Based on a novel by Ron Hansen, audiences didn't seem to take to this meditative film. It moved too slow, and was full of Terence Malick-inspired imagery. Nominated for two Oscars, Affleck was a victim to Javier Bardem's menacing villain in "No Country for Old Men," and Roger Deakins' perfect cinematography lost to "There Will Be Blood." In my opinion, most of the cast should have been nominated, as well as the crew. While movies have the ability to transport the viewer to another time, or another life, this film does it so well, it's two and a half hour running time flies by.

Brad Pitt is mesmerizing as Jesse James. His performance is his best onscreen. He doesn't make James out to be a hero, and watching this mythic Robin Hood suffer psychologically from what he has done is interesting. The supporting cast all score (except James Carville in a small role...can we stop stunt-casting politicians and wonks in film and television, please?). Mary-Louise Parker fans were disappointed with her lack of dialogue in her role as Jesse's wife, but she is still able to find an immense presence with her role.

Casey Affleck should have won the Oscar. Nothing against Bardem, he was great, but Affleck's performance is one of those great jobs that should be studied by acting students. Never has the character trait of "awkwardness" been shown so well onscreen. Affleck's cracking voice and toothy uncomfortable grin are never comical. He is nothing short of brilliant. Bob is the constant butt of jokes from the rest of the characters, and Affleck's reaction to finding his cohorts going through his treasured James memorabilia is sad, pathetic, and had me rewatching the scene just to see Affleck's skill. Pitt, Affleck, and Rockwell's work when James is shot is suspenseful, even though you know what will happen, and Dominik and editors Curtiss Clayton and Dylan Tichenor shine in this great segment. Nick Cave and Warren Ellis' musical score is so fitting and memorable, I can't unhear it when I find my mind drifting, and Hugh Ross' narration fills in any spaces a viewer needs in the story (the original cut of the film was four hours), and his voice turns Hansen and Dominik's words into poetry.

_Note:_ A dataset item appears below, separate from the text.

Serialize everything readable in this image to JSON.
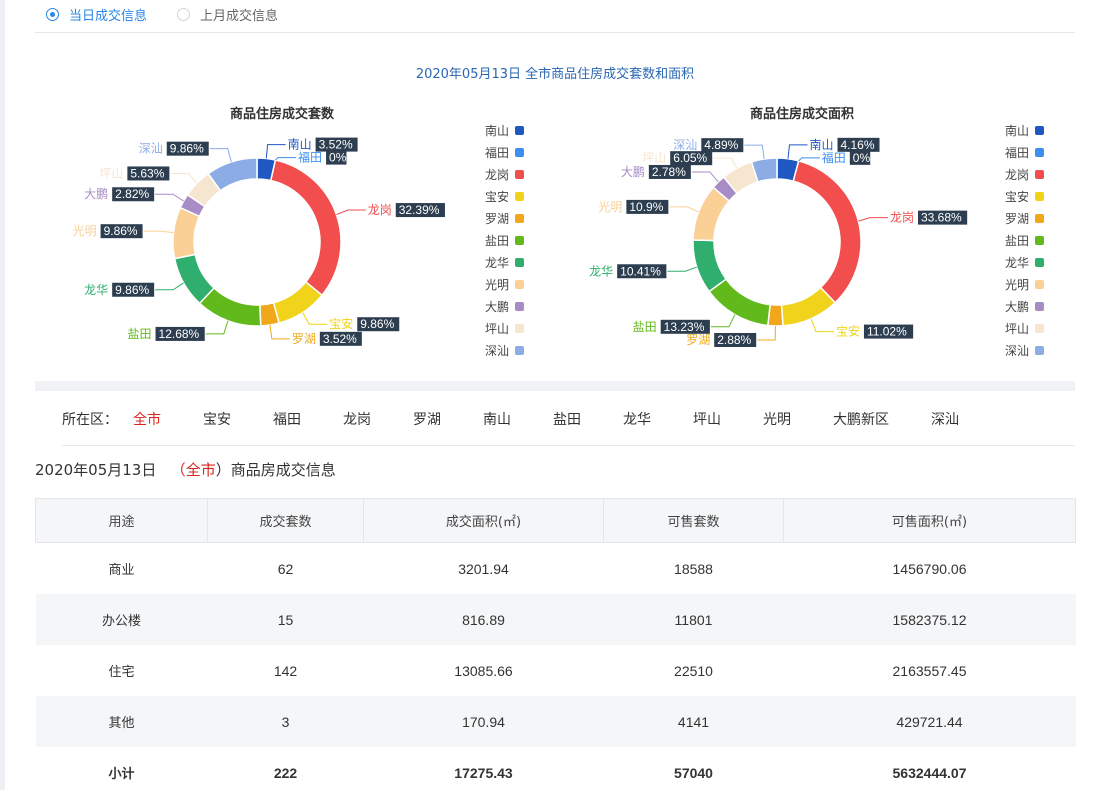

Every piece of celluloid Deakins shoots here is a work of art. Every single one. From the breathtaking train robbery, to the final frozen frame of Affleck's face, every shot is meticulous and stunning. Characters simply looking out wavy window panes take on a life and story of their own. Kudos to the makeup and costuming as well. Much was made of older actors being cast in much younger roles, but here it works. The fact is that rural folk in the 1880's probably aged a little faster than today, you know?

"The Assassination of Jesse James by the Coward Robert Ford" is one of those films I find myself appreciating the more often I see it. It would definitely fit well into my top ten favorite films of all-time, and it is certainly the best film of 2007. You can have your stupid "American Outlaws," I'll stick with this masterful vision. (* * * * *) out of five stars.